  91. Mauricio Rezende Dias, Lisbon University, Portugal
  92. Philippe Quirion, CNRS, France
  93. Jacques Généreux, Sciences Po-Paris, France
  94. Daniel Mügge, University of Amsterdam, Netherlands
  95. David Barkhausen, Institute for Political Science, Heidelberg University, Germany
  96. Jens van 't Klooster, University of Amsterdam, Netherlands
  97. Nikolaos Karagiannis, Winston-Salem State University, United States
  98. Servaas Storm, Delft University of Technology, Netherlands
  99. David F Hendry, Nuffield College, Oxford University, United Kingdom
  100. Kate Raworth, University of Oxford, UK
  101. Thierry Mertens, Universidade Nova de Lisboa, Portugal
  102. Miquel-Àngel Garcia-López, Universitat Autònoma de Barcelona, Spain
  103. Grégoire Wallenbornn, Université Libre de Bruxelles, Belgium
  104. Ozlem Onaran , University of Greenwich , UK
  105. Francesco Corti, University of Milan, Italy
  106. Florian Ranft, Queen Mary University of London, Germany
  107. Annamaria Simonazzi, Fondazione Giacomo Brodolini, Italy
  108. Olga Mikheeva, University College London, UK
  109. Michael Jacobs , Sheffield Political Economy Research Institute, University of Sheffield, UK
  110. Lisa Herzog, University of Groningen, Netherlands
  111. Dominique Meda, Universite Paris Dauphine, France
  112. Same, Isabelle Ferreras , Belgium
  113. Rogier Claessen, Utrecht University, Netherlands

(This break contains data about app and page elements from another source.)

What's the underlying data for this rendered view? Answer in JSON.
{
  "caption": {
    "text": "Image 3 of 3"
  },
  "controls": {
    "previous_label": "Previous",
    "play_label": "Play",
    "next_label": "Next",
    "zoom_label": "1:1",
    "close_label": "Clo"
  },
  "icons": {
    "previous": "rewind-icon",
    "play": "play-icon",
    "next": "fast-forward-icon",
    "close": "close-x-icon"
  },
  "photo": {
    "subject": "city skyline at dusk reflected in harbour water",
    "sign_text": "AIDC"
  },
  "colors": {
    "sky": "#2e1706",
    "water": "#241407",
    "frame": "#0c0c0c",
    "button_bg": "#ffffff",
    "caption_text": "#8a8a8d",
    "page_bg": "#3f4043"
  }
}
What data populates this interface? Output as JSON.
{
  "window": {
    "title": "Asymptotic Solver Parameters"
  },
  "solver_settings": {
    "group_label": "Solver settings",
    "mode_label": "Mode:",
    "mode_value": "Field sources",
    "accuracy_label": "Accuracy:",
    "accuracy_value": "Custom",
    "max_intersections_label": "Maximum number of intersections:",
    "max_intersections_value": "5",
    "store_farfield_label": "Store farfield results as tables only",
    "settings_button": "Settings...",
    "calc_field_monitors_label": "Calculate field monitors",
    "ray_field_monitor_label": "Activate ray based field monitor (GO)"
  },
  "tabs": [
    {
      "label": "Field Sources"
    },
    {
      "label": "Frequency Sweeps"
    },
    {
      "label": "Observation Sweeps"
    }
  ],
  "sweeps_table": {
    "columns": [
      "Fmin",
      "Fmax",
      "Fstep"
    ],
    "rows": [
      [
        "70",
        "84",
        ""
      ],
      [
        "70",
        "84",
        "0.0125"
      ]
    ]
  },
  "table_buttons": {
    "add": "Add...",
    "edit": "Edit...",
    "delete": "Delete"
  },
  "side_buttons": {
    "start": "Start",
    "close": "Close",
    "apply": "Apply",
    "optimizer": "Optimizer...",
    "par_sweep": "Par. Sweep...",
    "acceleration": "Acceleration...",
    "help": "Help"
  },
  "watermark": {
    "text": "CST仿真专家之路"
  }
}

  114. Hielke Vandoorslaer, Ghent University, Belgium
  115. David Rinaldi, David Rinaldi, Université Libre de Bruxelles, Belgium
  116. Daniela Gabor, University of West England, Bristol, UK
  117. Nik de Boer, University of Amsterdam, Netherlands
  118. Mike Doak, University of Cumbria , United Kingdom
  119. Amandine Crespy, Université libre de Bruxelles, Belgium